Terminal Choice 1985 Review
Terminal Choice 1985
aka DeathBed aka Critical List
Directed by: Sheldon Larry
Starring: Joe Spano, Diane Venora, Ellen Barkin
Review by Luisito Joaquín González
During my life long mission to track down all the obscure slasher movies ever released I came across this little known mid-eighties entry, which threw a real curve-ball into the mix. Terminal Choice is NOT a typical genre piece in the Halloween/Friday the 13th mould. But it does include enough of the trappings (mystery killer/bloody deaths) to allow it to carve a way into the category. Unlike fellow medicinal additions such as Hospital Massacre and Visiting Hours, Sheldon Larry’s mystery thriller uses futuristic computer technology as the main method of slaughter. This makes a refreshing change from the traditional surgical masked psycho with a scalpel, and its always nice to see a slice of originality in a sub-genre that is renowned for its repetitive nature.
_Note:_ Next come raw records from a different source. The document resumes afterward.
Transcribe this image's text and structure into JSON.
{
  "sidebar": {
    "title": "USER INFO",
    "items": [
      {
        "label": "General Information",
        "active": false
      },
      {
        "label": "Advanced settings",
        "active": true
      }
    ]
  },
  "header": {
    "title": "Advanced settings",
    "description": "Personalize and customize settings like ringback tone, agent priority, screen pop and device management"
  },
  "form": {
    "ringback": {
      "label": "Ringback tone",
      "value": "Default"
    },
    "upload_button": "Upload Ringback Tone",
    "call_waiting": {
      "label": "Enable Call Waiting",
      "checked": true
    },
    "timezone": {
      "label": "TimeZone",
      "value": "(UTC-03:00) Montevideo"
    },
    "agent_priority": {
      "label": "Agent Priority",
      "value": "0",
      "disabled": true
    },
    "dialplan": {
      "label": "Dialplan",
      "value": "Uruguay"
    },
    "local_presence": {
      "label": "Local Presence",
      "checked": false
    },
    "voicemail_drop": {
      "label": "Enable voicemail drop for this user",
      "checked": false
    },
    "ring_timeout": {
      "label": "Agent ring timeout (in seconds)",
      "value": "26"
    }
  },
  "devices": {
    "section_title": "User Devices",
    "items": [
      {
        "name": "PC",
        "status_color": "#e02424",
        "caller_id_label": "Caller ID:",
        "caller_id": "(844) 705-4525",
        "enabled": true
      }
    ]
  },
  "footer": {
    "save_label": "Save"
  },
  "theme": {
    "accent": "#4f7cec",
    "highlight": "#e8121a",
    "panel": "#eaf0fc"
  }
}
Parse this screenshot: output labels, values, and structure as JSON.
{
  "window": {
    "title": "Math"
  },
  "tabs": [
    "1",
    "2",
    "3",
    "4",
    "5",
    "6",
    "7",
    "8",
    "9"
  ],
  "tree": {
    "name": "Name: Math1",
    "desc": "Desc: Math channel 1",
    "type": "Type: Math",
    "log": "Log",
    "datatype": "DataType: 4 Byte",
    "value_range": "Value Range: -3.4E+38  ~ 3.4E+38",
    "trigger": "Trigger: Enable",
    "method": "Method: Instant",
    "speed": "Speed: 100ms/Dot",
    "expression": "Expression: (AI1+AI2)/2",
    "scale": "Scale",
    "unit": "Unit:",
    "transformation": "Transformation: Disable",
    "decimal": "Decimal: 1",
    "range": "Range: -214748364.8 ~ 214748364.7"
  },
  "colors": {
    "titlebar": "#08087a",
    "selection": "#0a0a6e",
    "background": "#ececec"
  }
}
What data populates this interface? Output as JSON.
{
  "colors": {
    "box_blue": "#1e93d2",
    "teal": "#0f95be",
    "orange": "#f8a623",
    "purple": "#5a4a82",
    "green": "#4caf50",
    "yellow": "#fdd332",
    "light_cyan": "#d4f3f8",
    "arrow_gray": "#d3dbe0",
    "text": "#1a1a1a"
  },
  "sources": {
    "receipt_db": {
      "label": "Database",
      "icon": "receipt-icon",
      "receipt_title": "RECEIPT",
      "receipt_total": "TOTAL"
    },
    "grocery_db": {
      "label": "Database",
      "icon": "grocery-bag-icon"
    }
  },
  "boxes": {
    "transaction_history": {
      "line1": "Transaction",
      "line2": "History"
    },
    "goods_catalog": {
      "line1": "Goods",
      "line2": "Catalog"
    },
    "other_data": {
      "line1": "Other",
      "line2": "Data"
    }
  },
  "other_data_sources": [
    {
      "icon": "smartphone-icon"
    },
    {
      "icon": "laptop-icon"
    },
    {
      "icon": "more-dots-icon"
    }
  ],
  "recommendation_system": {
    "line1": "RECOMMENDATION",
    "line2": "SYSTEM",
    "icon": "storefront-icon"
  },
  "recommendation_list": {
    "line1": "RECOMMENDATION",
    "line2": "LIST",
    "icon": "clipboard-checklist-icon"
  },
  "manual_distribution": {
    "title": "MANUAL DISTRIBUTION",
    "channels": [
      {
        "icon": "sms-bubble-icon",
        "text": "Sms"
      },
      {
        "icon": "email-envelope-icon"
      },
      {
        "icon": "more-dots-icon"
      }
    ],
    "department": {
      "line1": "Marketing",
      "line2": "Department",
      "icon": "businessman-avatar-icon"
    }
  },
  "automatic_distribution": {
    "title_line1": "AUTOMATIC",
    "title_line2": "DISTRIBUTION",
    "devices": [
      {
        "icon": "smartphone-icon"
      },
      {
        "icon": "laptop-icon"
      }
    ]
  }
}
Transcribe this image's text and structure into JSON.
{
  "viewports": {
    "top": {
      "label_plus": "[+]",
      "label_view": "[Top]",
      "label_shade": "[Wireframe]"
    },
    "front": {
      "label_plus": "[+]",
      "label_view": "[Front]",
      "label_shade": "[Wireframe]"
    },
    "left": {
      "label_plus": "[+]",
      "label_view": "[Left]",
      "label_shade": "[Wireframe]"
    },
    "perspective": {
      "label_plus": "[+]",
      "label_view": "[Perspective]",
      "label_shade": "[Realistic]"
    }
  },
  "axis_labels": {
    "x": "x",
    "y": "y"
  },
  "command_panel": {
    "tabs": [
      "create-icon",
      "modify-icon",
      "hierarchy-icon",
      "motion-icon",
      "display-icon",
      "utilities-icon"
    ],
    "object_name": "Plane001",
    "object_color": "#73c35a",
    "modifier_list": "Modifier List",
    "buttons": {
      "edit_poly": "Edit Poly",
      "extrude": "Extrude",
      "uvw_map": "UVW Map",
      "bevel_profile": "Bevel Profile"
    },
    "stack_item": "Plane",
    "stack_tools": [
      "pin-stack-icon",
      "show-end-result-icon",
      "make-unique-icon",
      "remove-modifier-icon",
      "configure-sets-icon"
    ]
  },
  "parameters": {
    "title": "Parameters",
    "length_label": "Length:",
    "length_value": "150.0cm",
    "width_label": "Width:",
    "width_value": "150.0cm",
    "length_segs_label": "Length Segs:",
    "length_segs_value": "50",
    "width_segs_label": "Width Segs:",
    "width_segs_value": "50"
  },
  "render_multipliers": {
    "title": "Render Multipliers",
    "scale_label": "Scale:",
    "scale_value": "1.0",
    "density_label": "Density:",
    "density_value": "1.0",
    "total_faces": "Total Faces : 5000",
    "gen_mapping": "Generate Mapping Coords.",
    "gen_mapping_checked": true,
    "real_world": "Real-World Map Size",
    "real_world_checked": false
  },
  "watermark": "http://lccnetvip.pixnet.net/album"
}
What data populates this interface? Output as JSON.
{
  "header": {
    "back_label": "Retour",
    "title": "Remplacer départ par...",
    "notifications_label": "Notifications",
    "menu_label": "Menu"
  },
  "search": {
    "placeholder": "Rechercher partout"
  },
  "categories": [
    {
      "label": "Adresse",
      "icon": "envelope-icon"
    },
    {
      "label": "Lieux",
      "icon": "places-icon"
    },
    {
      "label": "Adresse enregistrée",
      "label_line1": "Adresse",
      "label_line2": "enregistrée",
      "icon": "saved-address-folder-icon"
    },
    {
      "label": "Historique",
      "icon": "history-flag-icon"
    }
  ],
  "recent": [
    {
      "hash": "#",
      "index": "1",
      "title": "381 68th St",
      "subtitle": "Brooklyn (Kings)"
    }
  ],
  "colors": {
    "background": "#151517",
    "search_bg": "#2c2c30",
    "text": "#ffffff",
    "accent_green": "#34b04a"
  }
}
Terminal Choice is set in a high tech clinic in the near future, where operations are controlled by a huge computer terminal and monitored by numerous doctors. This is certainly not the kind of hospital that you or I would want to have your tonsils removed at, because the medics gamble on patient’s recovery and survival. Lylah Crane (Teri Austin) is in for a minor complaint, which Dr. Frank Holt (Joe Spano) believes he has handled with ease. Things turn nasty when an unseen someone enters the head computer terminal and poisons the youngster’s drip with an unknown substance. The female chokes on her own blood and leaves Dr. Holt under extreme pressure as the top suspect in an in-house investigation. When more patients fall victim to fatal computerised glitches, Frank unravels a sadistic conspiracy of murder, deceit and treachery. But who is responsible for these unexplained killings…?
It’s strange that Terminal Choice has been overlooked, because it does hold its corner remarkably well as an appealing mystery thriller. The first gooey murder had me flinching away from the screen and director Sheldon Larry does well to focus on exploiting people’s underlying fear of untrustworthy medical centres. It’s something all of us briefly consider if we have to trust our lives in the hands of a stranger with a white coat and s stephoscope. That’s why Choice flourishes as an enjoyable and fascinating cinematic journey. Boasting equal moments of suspense and intrigue, the story never outstays its welcome and despite a fairly predictable false-scare climax, the majority of the runtime is eminently triumphant.
So many eighties slasher movies famously launched the careers of actors that would become home-names in later years. Brad Pitt, Bill Paxton, Tom Hanks, Sally Kirkland…you can find so many soon to be superstars if you search hard enough. Well this time around it’s Ellen Barkin looking amusingly fresh-faced and youthful. Some time later she would embark on a lengthy career that would peak with starring roles alongside method titans Al Pacino (Sea of Love) and Mickey Rourke (Johnny Handsome). Here she plays a young nurse by the name of Mary O’ Conner, and does a good enough job with a small part. The rest of the cast manage to keep things running smoothly enough without a hiccup and I especially thought that Diane Venora added flamboyance to her character.
Some people may argue that this really isn’t much of a slasher movie and to be honest, they may have a point. But as I said earlier, Sheldon Larry was well aware of the clichés, especially with the Tenebrae-like stalking of Ellen Barkin in the shower. Many features of the time were still cashing in on the mystery-killer craze, and it looks as if Peter Lawson was keeping that in mind when he put pen to paper. When you consider the fact that movies like Candyman, Final Destination and Demon Possessed are often falsely accused of fitting in the cycle, Terminal Choice slots among the guidelines with relevant ease. I picked this up in Krakow many years ago and the reason that I did so was because it was marketed in that particular country as an out and out slasher flick. I have posted the cover of the VHS that I own above. They even put a kitchen knife along the title just to make sure…
Making good use of a common trepidation and chucking in a few better than average performances, Terminal Choice succeeds as a solid mid-week night’s diversion. As one writer on the IMDB said previously, you may never trust a hospital again. That’s an atmosphere that titles like the rancid Hospital Massacre could only ever dream of creating…
Final Girl: √√